Barebones recap of the story so far: Jeremy Corbyn waved a copy of the publicly released redacted NHS documents during a debate with Boris Johnson. At a later date Corbyn held a press conference to wave around the unredacted version. The unredacted version has been available on Reddit for 5 weeks, and was pushed on Twitter (as well as 4chan’s /pol/) 4 weeks ago. No one cared about these leak events until they were discovered by journalists. Now these failed attempts are important.
Info Ops and the NHS doc leak
The origin of the NHS document leak that Corbyn has been waving around is starting to become the story. Who is behind the leak? Is it Russian disinformation? Are the GRU meddling in the election? Everyone is hunting for clues and publishing whatever they find. But raw data without rigorous analysis is not intelligence. Let’s do some analysis with what is known right now and try to produce some intelligence.
Easy Answers to Easy Questions
- Is the leak of the NHS document an information operation?
- Yes. Releasing non public information in an attempt to influence politics is definitely an info op. That doesn’t mean it is a professional info op by a state backed intelligence agency
- Is the NHS leak Russian disinformation?
- No. Emphatically not. The redacted version was released publicly, and the unredacted version has not been identified as fraudulent. There is no disinformation campaign around the document (yet.)
- Who is behind the leak?
- I don’t know, and neither does anyone else writing about it in public. We’ll try to figure out what we can from the details available.
- Are the GRU meddling in the election?
- I’d be surprised if they weren’t doing something. I’d be surprised if they were orchestrating this NHS leak. They have demonstrated superior tradecraft and the amateurishness of this leak would be a departure for them.
The Right Questions
There is only one question that really matters about the origin of the document leak:
Is the leaker a private individual, or an organisation (in particular, a state intelligence agency)?
Creating a matrix for an Alternate Competing Hypothesis analysis is pretty easy when there are only two options.
The ACH Matrix
|Targeting failures: Reddit||😋||😱|

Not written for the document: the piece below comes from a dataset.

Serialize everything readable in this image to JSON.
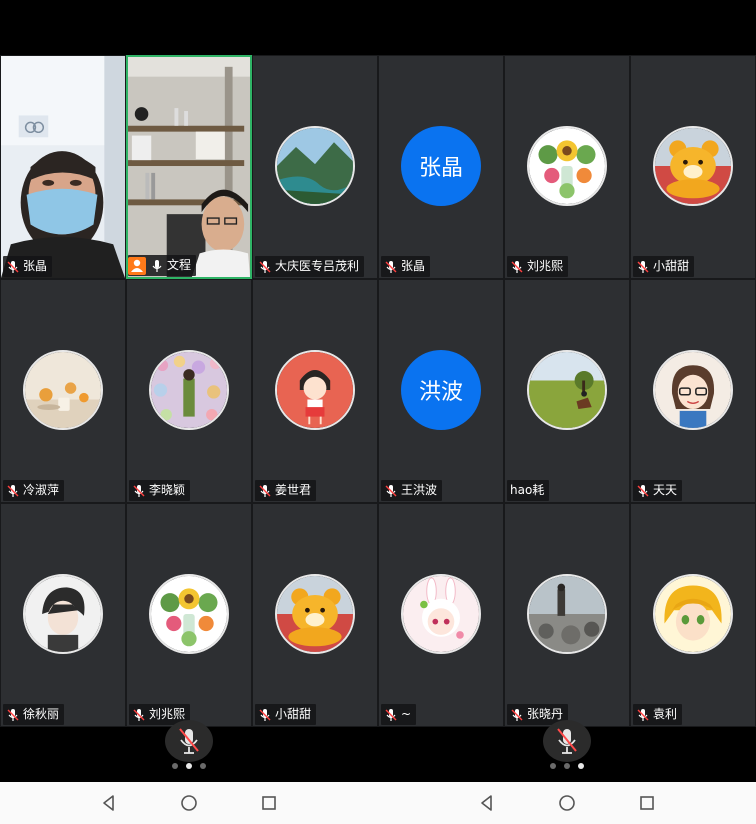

|English grammar mistakes and such.||😁||😁|
|Packaging: 451 pages, no press pack, limited highlighting||😋||🤔|
|Twitter: spamming the @’s of major accounts||😋||😱|
|No evidence of direct emails to stakeholders (journalists, political parties, professional leakers.)||🤷♂️||🤷♂️|
There is insufficient evidence available to rule out either hypothesis. There are glaring mistakes that indicate amateur hour:
- Bad targeting:
- posting to r/WikiLeaks (with bad Reddit Markdown) and then taking it down, is strange for an organisation. They usually prepare and have a plan, and don’t change things up on the fly (that is how mistakes are made.)
- posting to a large subreddit, r/worldnews, that doesn’t care that much about UK politics is poor targeting. However, it could go either way.
- not posting on the most relevant subreddit is a serious lapse in targeting. Failure to correct this oversight later, when it was clear that the leak attempt had failed, seems particularly bad for an agency.
- Gut Feel: There is no conclusive data to rule either way, but the general sense is “someone tries to leak on Reddit, fails, gives up.” That is not how professionals operate. This leaker doesn’t know how to leak.
- English Mistakes:
- Although some people are making a big deal of this, I don’t think it points either way. It definitely doesn’t falsify either hypothesis. The mistakes are suggestive of a Slavic language speaker, which is intriguing, but what can we draw from that?
- Gut Feel: Nothing of consequence.
- Bad Leaking Technique:
- The leaker seems to be operating on an “if you leak it, they will come” approach. They are unaware of the amount of leg work necessary for effective leaking. Firstly, the data must be packaged to make it easier for the receiver to process it rapidly and see why it is important. That means, essentially, there has to be a press pack — summary, why this matters, what this shows, who is liable.
- The bad packaging is coupled with bad releasing. Successful leaks have either recruited an established stakeholder to champion the leak and guide it into the headlines, or they have flooded the input channels for the target stakeholders.
- This leaker did not flood the input channels, they made only a few Reddit posts then vanished. They did not package the data for easy leak consumption. They apparently did not directly contact potential leak champions to drag the data into the headlines.
- Gut Feel: Amateur hour, again. Spamming the mentions of major Twitter accounts with a link to the Reddit post is basically a Hail Mary leak attempt. There are many more effective options that to resort to basically just begging should be unnecessary.
There is no hard evidence to support, or nullify, either hypothesis. As a result, no solid conclusion can be made. However, the poor leak technique and indications of poor planning, hesitation, second guessing, and nothing but Hail Mary attempts on Twitter “feels” like an amateur to me.
Intelligence agencies, indeed many organisations, are well versed in publicising data that they want to promote. They know to interact directly with journalists, or other stakeholders. They know how to package content to make it more palatable for the people that will have to consume it. This leaker appears to have done none of the things that would help to make the leak successful.